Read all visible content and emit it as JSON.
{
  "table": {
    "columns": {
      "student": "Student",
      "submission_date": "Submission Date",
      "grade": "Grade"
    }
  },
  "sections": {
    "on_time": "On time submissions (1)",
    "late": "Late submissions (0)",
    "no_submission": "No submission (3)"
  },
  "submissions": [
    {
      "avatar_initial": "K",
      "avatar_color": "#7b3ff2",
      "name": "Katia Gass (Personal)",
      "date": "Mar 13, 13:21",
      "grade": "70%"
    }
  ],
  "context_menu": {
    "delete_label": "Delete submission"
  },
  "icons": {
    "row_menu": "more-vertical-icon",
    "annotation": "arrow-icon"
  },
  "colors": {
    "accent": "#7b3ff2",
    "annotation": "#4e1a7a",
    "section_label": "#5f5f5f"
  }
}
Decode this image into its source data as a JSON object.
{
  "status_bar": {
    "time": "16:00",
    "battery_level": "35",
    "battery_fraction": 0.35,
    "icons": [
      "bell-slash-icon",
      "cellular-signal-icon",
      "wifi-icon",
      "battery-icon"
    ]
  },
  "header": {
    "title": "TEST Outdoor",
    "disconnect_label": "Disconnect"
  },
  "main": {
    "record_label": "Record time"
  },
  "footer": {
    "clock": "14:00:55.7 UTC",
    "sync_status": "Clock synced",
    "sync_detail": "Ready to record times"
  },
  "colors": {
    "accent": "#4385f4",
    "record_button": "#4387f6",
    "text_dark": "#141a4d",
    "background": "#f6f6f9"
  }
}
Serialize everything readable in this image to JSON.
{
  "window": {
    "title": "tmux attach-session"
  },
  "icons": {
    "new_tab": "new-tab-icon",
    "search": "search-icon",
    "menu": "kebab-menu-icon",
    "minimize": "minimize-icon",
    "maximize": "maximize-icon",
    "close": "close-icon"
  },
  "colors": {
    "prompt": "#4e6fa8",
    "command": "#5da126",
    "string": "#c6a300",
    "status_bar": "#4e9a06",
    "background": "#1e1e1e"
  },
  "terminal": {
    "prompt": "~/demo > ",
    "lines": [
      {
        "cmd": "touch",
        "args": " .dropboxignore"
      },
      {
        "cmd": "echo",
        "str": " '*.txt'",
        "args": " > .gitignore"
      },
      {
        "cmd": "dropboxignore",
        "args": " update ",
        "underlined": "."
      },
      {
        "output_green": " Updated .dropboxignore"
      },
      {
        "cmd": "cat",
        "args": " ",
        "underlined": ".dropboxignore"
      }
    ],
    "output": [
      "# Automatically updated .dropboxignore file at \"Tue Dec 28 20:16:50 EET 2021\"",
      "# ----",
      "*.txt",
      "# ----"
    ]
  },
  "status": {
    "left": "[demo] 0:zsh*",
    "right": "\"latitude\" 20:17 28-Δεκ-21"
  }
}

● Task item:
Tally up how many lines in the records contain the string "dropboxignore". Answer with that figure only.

● Result for this exercise:
5